Intel, Cisco Systems Inc. and International Business Machines Corp. climbed more than 1.6 percent for the best performances in the Dow.
The Dow Jones Internet Composite Index rose for a fourth straight day, adding 1.1 percent, to its highest level since Sept. 12. The gauge is up 4.2 percent in 2014, climbing back after a slump of more than 19 percent earlier this year.
Facebook jumped 2 percent and Google Inc. added 2.4 percent. Priceline Group Inc. climbed 3.6 percent, while Pandora Media Inc. and Expedia Inc. increased more than 1.4 percent.
Health-care shares decreased 1.2 percent. Gilead slid 14 percent after the biggest drug-benefit manager in the U.S. chose a pill from AbbVie Inc. to be the sole hepatitis C treatment approved for many patients, as insurers seek to rein in the rising cost of medicine.
Express Scripts Holding Co., which helps insurers and large employers provide drug coverage, opted to narrow doctors’ treatment options in exchange for lower prices. Express Scripts has waged a campaign all year against Gilead’s hepatitis C drugs, calling their cost of more than $1,000 a pill part of an unsustainable trend of surging prices for medicine designed to treat complex health conditions.
Biotechnology and life-science companies were the biggest drag on the S&P 500 among 24 industries, taking 4 points off the index. The group accounts for 9.7 percent of the equities benchmark, second most among 24 groups behind software companies.
The Nasdaq Biotechnology Index slipped 2.4 percent, paring an earlier drop of as much as 3.3 percent. The gauge is up 36 percent in 2014, reaching a record on Dec. 19 after recovering from a slump of more than 20 percent earlier this year.
Other drug companies retreated. Biogen Idec Inc. and Eli Lilly & Co. lost more than 1.3 percent. Celgene Corp. slipped 3.1 percent.
Energy companies in the S&P 500 fell 1 percent as the price of crude oil declined for the second time in three days. The shares had the biggest rally in the benchmark index last week, climbing 9.7 percent.
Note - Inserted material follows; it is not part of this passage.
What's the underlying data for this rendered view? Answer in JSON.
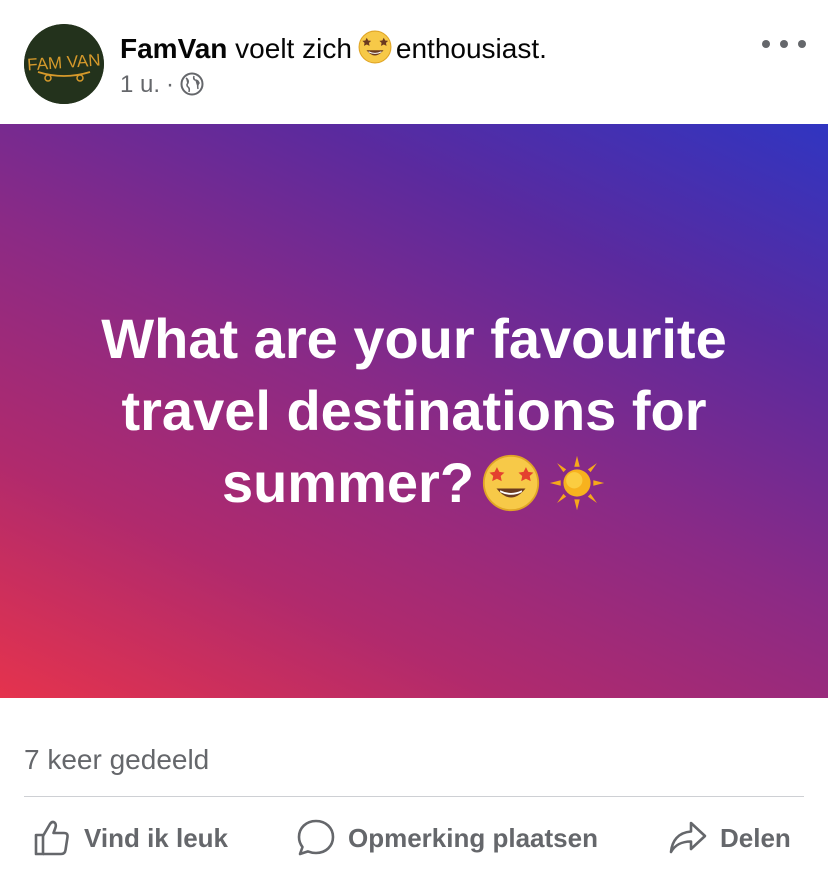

Oil has slumped about 21 percent since OPEC decided against cutting its production target last month, prompting a plunge in the value of currencies from the Russian ruble to the Norwegian krone.
Chesapeake Energy Corp. and Southwestern Energy Co. slid more than 5.4 percent, while Transocean Ltd. decreased 1.8 percent.
Caesars Entertainment Corp. surged 11 percent, its biggest increase in more than five weeks. The casino operator is buying back an affiliate it set up last year in a deal that will help it restructure $18.4 billion of debt.